EXTRACTED DATA:
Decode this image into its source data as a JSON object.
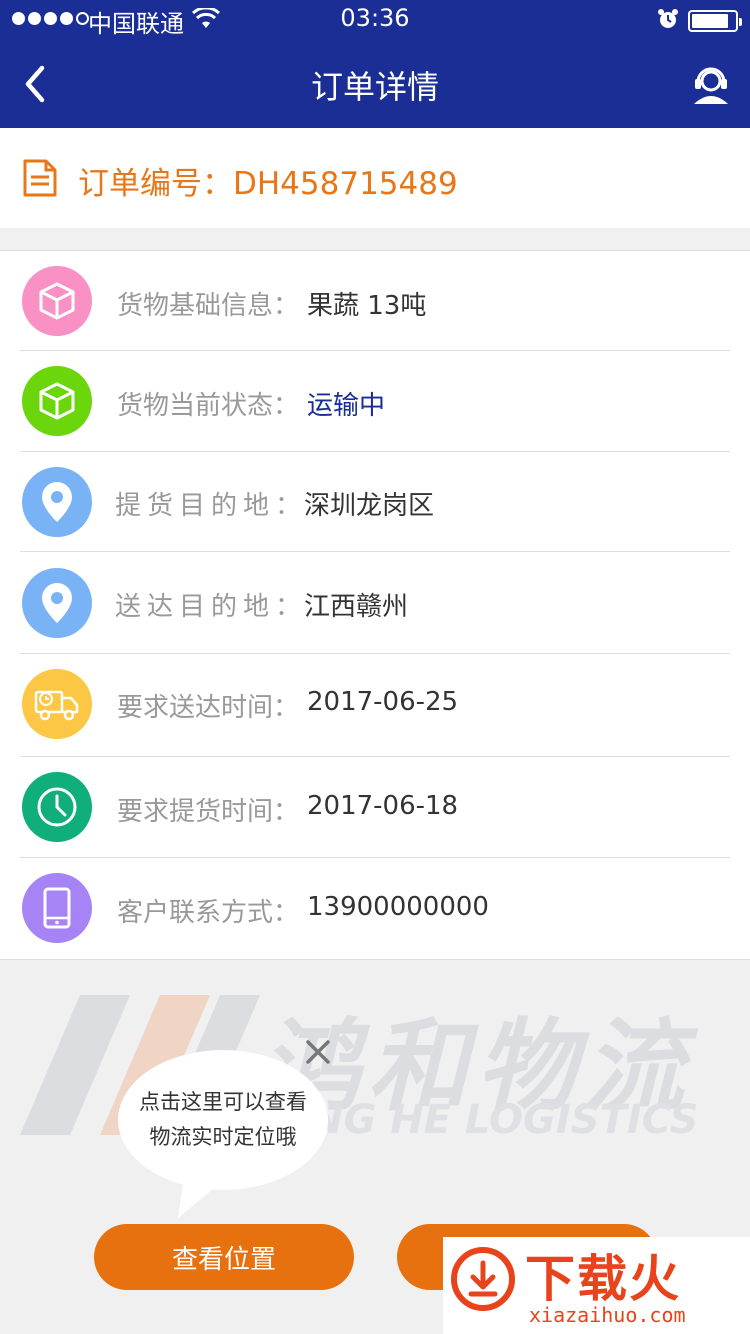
{
  "status_bar": {
    "carrier": "中国联通",
    "time": "03:36"
  },
  "nav": {
    "title": "订单详情"
  },
  "order": {
    "text": "订单编号：DH458715489"
  },
  "rows": [
    {
      "label": "货物基础信息：",
      "value": "果蔬  13吨",
      "color": "#fa91c4",
      "icon": "box-icon"
    },
    {
      "label": "货物当前状态：",
      "value": "运输中",
      "color": "#6cd60c",
      "icon": "box-icon",
      "value_color": "#1a2e96"
    },
    {
      "label": "提货目的地：",
      "value": "深圳龙岗区",
      "color": "#7ab3f5",
      "icon": "location-pin-icon"
    },
    {
      "label": "送达目的地：",
      "value": "江西赣州",
      "color": "#7ab3f5",
      "icon": "location-pin-icon"
    },
    {
      "label": "要求送达时间：",
      "value": "2017-06-25",
      "color": "#fbc744",
      "icon": "delivery-truck-icon"
    },
    {
      "label": "要求提货时间：",
      "value": "2017-06-18",
      "color": "#0fae7a",
      "icon": "clock-icon"
    },
    {
      "label": "客户联系方式：",
      "value": "13900000000",
      "color": "#a784f5",
      "icon": "phone-icon"
    }
  ],
  "watermark": {
    "cn": "鸿和物流",
    "en": "NG HE LOGISTICS"
  },
  "tooltip": {
    "line1": "点击这里可以查看",
    "line2": "物流实时定位哦"
  },
  "buttons": {
    "view_location": "查看位置"
  },
  "logo": {
    "text": "下载火",
    "url": "xiazaihuo.com"
  }
}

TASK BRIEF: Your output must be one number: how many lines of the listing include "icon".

THE COMPLETED TASK: 7